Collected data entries
══════════

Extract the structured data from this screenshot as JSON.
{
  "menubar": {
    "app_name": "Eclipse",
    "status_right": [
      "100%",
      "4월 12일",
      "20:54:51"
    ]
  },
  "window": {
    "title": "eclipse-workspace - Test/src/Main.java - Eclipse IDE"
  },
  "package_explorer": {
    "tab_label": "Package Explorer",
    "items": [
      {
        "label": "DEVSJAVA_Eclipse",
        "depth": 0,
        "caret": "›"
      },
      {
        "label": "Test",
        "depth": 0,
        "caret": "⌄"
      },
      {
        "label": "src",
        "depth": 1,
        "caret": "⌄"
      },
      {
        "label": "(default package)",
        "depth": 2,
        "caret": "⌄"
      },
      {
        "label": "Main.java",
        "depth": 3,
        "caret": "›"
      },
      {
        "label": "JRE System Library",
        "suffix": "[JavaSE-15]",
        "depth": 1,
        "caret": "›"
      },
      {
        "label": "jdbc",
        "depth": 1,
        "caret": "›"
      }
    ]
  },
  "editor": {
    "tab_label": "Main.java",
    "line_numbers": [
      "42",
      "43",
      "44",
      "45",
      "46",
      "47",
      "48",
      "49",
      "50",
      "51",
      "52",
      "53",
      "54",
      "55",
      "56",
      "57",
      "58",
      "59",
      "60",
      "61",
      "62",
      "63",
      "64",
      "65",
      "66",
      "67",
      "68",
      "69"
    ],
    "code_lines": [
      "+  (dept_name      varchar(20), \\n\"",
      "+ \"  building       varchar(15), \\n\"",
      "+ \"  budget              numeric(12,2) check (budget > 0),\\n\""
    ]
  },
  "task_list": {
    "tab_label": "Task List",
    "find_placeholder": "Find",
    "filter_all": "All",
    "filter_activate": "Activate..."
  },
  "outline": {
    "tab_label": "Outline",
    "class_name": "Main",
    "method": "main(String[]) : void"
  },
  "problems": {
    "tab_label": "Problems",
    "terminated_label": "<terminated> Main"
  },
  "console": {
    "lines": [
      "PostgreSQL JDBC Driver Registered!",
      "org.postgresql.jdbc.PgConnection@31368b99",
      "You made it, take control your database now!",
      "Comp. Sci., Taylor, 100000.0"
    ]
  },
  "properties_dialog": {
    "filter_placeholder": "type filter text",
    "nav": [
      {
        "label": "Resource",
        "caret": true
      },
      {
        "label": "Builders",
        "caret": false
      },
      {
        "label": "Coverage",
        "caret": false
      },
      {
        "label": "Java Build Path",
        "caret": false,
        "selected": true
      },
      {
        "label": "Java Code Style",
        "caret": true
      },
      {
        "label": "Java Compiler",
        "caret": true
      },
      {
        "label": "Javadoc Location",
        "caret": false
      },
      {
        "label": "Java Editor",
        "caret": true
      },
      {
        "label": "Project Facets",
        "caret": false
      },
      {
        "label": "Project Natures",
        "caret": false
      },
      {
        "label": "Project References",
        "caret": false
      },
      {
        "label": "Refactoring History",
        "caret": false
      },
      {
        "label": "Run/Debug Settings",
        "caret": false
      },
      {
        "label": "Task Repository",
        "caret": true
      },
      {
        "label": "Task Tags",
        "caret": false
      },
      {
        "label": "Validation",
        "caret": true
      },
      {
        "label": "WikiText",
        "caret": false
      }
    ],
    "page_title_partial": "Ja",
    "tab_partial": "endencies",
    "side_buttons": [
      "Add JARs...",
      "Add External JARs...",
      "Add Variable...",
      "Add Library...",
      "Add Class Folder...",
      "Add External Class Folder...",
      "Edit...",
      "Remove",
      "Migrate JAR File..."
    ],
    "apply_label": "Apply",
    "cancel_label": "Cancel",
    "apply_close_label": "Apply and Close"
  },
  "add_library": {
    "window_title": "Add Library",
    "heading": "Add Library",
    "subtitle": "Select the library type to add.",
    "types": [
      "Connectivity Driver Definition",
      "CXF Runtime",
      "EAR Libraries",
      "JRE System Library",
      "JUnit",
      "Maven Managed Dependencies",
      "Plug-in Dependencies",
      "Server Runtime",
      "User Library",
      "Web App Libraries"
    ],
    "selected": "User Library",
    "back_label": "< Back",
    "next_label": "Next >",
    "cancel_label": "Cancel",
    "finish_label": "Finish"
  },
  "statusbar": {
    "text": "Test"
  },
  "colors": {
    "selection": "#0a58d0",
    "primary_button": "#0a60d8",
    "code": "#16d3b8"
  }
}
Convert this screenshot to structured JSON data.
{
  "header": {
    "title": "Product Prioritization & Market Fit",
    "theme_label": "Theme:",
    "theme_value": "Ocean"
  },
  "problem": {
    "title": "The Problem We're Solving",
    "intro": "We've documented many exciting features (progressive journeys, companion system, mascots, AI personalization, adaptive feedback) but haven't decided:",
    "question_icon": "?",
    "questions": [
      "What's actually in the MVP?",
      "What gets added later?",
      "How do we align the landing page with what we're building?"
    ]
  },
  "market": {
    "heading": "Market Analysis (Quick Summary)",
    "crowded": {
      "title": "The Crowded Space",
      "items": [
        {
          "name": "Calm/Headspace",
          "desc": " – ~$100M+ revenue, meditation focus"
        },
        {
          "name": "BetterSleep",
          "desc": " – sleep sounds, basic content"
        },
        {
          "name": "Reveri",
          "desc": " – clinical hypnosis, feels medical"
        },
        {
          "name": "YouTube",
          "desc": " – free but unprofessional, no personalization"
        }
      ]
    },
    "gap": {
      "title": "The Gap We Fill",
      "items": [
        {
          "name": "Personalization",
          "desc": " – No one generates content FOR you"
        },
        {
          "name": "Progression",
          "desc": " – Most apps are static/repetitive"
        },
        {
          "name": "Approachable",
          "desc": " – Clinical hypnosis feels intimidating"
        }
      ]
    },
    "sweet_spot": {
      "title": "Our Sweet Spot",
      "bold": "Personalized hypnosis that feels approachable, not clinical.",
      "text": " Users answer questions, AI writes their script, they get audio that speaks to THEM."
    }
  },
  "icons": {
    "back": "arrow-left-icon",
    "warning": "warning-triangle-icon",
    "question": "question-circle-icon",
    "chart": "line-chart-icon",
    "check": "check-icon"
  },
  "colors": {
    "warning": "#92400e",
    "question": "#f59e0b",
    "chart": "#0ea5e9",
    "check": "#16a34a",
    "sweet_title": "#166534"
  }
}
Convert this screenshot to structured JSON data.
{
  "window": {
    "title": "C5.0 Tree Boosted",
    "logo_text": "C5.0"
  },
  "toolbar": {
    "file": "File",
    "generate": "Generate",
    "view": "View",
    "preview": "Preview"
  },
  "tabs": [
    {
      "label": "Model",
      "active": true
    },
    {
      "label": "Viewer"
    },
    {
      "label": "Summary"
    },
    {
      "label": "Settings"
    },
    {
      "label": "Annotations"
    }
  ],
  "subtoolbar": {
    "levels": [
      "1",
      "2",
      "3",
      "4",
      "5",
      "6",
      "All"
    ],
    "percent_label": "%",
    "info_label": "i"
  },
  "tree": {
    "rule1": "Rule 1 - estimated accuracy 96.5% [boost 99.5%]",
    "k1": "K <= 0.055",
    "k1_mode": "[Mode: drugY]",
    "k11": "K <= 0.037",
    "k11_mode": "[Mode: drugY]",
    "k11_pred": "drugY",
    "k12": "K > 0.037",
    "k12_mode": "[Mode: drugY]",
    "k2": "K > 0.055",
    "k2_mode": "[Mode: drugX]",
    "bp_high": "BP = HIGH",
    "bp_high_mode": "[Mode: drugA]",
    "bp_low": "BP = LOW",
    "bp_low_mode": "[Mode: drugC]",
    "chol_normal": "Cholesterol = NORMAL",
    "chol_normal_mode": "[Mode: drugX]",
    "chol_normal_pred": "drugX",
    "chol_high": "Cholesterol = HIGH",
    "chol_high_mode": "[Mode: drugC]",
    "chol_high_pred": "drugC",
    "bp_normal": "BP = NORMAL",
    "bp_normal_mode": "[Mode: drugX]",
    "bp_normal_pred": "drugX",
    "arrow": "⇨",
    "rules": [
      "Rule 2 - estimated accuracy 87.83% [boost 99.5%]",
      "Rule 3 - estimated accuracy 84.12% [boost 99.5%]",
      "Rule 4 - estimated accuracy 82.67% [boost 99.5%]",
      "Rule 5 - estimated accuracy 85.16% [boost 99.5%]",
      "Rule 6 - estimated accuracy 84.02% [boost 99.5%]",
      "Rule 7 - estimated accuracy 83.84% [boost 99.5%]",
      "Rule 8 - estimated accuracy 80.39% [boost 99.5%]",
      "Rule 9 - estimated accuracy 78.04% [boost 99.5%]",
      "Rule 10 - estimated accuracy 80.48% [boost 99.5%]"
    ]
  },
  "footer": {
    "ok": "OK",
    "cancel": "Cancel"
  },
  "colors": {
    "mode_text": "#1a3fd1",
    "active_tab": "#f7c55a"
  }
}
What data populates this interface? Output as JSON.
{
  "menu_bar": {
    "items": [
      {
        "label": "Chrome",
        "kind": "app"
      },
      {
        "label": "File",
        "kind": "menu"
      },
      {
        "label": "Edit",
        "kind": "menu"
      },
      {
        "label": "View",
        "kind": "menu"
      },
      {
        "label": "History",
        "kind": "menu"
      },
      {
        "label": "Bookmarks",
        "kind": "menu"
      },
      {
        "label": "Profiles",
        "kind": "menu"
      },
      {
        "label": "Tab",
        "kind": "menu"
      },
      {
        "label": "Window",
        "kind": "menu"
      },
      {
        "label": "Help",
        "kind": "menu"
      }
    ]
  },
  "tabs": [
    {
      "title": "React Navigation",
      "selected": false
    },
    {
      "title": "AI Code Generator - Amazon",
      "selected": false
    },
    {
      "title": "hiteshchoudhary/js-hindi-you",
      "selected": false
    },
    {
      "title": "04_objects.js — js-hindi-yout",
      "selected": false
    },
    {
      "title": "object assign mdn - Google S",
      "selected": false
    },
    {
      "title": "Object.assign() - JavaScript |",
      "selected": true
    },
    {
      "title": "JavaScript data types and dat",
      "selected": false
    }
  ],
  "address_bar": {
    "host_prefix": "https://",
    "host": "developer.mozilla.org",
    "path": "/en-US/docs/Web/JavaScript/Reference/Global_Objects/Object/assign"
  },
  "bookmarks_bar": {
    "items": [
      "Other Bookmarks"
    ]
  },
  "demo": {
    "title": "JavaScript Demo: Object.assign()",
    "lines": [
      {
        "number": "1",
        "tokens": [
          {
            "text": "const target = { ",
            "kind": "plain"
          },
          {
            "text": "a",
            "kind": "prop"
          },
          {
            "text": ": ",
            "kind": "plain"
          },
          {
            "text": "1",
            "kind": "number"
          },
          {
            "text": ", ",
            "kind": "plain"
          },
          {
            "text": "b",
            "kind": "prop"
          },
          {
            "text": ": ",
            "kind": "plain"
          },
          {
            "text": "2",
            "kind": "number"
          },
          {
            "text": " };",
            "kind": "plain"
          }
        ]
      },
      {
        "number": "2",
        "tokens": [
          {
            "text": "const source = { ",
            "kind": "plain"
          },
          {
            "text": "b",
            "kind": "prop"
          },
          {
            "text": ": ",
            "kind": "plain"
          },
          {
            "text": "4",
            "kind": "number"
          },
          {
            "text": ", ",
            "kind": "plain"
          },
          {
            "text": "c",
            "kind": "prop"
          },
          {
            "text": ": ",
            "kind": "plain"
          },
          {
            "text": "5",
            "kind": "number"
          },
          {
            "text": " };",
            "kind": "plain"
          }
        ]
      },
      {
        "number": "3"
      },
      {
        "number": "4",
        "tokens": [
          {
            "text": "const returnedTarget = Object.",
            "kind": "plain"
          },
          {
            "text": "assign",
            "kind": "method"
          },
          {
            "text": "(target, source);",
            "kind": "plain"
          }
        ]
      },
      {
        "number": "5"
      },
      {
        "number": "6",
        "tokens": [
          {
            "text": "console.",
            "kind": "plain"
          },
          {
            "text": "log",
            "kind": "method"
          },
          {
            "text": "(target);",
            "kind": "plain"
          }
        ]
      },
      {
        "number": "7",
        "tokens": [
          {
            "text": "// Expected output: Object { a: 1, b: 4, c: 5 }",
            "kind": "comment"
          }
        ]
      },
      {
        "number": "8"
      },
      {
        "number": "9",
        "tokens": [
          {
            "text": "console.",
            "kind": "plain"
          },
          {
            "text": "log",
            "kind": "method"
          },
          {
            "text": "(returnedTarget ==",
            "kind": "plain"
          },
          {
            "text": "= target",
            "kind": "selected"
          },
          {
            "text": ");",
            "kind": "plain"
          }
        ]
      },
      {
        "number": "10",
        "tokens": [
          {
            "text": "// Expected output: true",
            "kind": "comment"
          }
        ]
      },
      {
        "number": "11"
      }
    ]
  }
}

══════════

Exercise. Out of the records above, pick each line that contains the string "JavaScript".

Reply.
      "title": "Object.assign() - JavaScript |",
      "title": "JavaScript data types and dat",
    "path": "/en-US/docs/Web/JavaScript/Reference/Global_Objects/Object/assign"
    "title": "JavaScript Demo: Object.assign()",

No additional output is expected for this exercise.